→ Requirement: After checking the listing below, say how many of its lines contain the string "Will". Only the number is needed.

•••

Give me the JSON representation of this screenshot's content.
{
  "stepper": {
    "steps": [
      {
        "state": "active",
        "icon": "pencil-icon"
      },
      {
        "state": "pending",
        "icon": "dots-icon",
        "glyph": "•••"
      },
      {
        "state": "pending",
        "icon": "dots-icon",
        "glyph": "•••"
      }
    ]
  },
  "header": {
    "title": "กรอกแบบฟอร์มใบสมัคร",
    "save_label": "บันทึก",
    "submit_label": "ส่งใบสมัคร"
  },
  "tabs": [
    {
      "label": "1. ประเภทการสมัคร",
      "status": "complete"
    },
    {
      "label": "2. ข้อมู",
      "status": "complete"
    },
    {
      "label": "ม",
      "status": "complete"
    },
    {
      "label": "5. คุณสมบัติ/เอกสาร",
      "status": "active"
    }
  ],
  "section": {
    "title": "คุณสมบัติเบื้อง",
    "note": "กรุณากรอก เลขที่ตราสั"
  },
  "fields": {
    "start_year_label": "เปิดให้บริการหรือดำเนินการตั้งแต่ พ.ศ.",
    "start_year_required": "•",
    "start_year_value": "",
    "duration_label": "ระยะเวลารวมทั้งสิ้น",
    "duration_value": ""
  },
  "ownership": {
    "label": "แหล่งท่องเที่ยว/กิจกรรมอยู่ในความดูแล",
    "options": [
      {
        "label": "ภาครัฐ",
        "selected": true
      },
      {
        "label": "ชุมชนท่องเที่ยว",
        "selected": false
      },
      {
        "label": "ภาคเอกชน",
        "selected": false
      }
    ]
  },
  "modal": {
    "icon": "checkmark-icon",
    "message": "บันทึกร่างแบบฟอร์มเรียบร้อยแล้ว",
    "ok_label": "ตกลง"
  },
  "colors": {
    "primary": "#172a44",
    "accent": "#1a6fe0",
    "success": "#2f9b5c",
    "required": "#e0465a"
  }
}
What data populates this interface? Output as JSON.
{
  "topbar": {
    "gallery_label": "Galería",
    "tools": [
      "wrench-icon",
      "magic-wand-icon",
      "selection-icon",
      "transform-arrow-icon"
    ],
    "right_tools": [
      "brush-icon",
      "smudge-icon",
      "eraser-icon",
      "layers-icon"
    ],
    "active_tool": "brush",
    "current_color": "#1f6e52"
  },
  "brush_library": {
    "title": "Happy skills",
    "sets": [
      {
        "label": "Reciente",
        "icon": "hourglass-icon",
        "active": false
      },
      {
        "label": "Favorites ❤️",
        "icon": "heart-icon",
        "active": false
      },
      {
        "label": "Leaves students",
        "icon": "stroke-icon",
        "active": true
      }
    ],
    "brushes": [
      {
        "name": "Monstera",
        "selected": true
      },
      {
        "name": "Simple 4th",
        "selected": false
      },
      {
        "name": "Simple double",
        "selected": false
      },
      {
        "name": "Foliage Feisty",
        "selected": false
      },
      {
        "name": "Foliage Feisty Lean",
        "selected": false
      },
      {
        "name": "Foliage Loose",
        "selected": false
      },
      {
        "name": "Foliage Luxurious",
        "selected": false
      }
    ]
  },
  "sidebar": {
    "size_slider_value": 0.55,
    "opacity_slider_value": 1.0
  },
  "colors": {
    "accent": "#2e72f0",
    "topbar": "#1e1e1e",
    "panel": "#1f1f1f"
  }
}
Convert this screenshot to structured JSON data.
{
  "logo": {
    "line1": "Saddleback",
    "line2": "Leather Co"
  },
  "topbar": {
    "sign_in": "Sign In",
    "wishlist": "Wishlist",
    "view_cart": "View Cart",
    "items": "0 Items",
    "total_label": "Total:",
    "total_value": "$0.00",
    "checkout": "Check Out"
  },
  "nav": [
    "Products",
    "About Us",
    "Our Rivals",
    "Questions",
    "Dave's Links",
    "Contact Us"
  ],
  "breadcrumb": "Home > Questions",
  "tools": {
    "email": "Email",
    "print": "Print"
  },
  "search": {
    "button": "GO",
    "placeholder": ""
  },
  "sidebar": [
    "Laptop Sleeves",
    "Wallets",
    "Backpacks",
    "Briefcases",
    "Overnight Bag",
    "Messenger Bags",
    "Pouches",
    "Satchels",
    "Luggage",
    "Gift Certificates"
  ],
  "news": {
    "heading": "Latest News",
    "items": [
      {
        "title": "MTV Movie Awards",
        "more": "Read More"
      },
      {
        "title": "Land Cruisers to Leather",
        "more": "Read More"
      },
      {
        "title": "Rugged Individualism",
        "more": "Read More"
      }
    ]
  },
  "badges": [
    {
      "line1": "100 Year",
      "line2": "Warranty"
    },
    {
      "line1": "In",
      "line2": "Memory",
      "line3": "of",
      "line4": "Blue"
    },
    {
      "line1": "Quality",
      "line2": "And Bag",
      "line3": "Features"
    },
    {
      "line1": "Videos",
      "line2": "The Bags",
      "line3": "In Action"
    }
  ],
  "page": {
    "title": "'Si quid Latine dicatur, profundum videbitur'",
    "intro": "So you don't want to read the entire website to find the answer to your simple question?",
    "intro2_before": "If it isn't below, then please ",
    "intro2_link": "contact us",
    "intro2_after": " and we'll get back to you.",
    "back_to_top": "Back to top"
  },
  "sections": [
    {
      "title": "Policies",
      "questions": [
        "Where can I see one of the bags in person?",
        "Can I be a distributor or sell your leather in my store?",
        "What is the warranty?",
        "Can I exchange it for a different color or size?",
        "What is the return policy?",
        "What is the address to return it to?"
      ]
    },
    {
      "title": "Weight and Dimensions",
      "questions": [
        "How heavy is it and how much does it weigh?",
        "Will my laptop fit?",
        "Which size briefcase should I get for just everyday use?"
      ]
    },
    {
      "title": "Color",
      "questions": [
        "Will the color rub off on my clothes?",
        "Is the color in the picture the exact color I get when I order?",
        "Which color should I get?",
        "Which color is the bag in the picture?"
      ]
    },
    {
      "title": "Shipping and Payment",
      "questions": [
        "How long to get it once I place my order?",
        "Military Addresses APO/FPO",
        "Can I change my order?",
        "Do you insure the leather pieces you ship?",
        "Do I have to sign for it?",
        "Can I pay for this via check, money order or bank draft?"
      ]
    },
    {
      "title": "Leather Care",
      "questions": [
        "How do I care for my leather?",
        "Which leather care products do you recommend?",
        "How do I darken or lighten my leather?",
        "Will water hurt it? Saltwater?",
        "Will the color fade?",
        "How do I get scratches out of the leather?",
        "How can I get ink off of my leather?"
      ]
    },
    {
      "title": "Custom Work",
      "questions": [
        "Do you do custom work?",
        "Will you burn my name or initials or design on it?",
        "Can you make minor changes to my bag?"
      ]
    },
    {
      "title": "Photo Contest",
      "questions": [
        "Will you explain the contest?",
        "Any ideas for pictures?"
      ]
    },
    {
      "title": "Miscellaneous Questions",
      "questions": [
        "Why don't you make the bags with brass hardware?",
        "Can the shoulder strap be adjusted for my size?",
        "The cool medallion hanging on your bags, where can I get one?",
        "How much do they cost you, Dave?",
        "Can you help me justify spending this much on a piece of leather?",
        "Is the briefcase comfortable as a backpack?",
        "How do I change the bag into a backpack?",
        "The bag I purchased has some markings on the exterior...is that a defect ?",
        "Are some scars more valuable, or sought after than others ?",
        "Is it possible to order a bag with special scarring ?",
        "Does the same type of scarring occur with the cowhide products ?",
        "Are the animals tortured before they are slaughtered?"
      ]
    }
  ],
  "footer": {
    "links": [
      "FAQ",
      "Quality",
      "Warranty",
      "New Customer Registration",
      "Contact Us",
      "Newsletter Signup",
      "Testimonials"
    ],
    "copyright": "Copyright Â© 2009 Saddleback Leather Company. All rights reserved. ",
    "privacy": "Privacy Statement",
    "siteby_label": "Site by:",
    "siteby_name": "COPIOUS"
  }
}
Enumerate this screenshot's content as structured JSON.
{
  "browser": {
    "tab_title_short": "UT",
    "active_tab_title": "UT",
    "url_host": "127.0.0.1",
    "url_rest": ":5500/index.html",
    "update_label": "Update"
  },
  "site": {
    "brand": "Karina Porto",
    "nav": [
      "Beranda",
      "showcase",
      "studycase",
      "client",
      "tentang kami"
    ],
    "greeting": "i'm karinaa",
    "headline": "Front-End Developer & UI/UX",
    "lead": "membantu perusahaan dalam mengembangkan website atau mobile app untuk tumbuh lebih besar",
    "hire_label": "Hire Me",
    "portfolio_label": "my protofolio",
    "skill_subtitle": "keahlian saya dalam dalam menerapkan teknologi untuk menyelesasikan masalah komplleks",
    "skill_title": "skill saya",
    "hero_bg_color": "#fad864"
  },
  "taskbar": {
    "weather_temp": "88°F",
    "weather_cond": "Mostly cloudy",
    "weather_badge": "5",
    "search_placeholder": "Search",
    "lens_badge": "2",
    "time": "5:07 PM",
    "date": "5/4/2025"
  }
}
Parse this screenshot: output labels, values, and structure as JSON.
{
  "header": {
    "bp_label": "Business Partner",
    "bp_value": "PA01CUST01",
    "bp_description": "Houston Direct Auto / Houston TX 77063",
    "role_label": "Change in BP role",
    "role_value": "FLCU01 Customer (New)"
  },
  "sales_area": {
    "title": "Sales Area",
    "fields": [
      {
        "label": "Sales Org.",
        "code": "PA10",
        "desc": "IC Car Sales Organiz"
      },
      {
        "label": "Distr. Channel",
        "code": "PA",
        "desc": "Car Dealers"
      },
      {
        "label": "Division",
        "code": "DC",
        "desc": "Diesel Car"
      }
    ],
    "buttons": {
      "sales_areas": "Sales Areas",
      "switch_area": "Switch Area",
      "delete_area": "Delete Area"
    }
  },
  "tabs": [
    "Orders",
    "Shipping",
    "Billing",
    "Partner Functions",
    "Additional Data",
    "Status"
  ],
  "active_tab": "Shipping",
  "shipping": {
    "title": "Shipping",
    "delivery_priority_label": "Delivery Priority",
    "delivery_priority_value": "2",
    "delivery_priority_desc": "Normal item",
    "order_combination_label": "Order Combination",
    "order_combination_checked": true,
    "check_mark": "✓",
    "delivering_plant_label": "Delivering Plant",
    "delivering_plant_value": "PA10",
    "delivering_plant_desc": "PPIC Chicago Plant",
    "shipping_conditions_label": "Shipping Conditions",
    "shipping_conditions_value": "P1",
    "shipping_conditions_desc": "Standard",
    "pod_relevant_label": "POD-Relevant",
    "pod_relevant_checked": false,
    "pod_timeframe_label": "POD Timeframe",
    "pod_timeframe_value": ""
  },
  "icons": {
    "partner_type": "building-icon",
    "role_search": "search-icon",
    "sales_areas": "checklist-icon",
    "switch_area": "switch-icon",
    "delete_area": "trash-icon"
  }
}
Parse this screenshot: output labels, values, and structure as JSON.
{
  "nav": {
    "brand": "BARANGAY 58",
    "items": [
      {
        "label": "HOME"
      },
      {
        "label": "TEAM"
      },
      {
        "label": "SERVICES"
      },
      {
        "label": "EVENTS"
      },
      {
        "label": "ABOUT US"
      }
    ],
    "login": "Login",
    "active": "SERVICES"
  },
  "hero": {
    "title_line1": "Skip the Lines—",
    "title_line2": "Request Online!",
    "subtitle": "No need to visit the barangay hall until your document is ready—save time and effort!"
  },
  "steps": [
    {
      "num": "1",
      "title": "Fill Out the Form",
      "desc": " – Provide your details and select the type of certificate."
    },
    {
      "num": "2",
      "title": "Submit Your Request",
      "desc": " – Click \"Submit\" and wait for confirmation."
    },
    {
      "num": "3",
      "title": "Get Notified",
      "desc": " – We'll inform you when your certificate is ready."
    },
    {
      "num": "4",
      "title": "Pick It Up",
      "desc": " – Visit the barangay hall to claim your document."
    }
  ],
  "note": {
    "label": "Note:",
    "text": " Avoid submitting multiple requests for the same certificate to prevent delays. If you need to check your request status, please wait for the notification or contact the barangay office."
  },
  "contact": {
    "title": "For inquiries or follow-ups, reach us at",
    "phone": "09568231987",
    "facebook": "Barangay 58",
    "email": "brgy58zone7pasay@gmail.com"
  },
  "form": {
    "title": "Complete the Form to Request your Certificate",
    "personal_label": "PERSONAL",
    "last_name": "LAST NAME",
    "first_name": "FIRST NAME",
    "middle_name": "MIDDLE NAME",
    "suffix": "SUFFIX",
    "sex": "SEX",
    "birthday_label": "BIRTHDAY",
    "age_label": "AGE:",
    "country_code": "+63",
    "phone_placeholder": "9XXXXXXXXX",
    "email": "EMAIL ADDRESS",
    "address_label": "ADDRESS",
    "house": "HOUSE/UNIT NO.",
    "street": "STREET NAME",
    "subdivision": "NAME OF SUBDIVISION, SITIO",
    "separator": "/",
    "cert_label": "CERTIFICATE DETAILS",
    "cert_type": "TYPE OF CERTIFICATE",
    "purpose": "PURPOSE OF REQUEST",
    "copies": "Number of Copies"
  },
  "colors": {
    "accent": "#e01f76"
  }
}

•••

→ Answer for this exercise: 6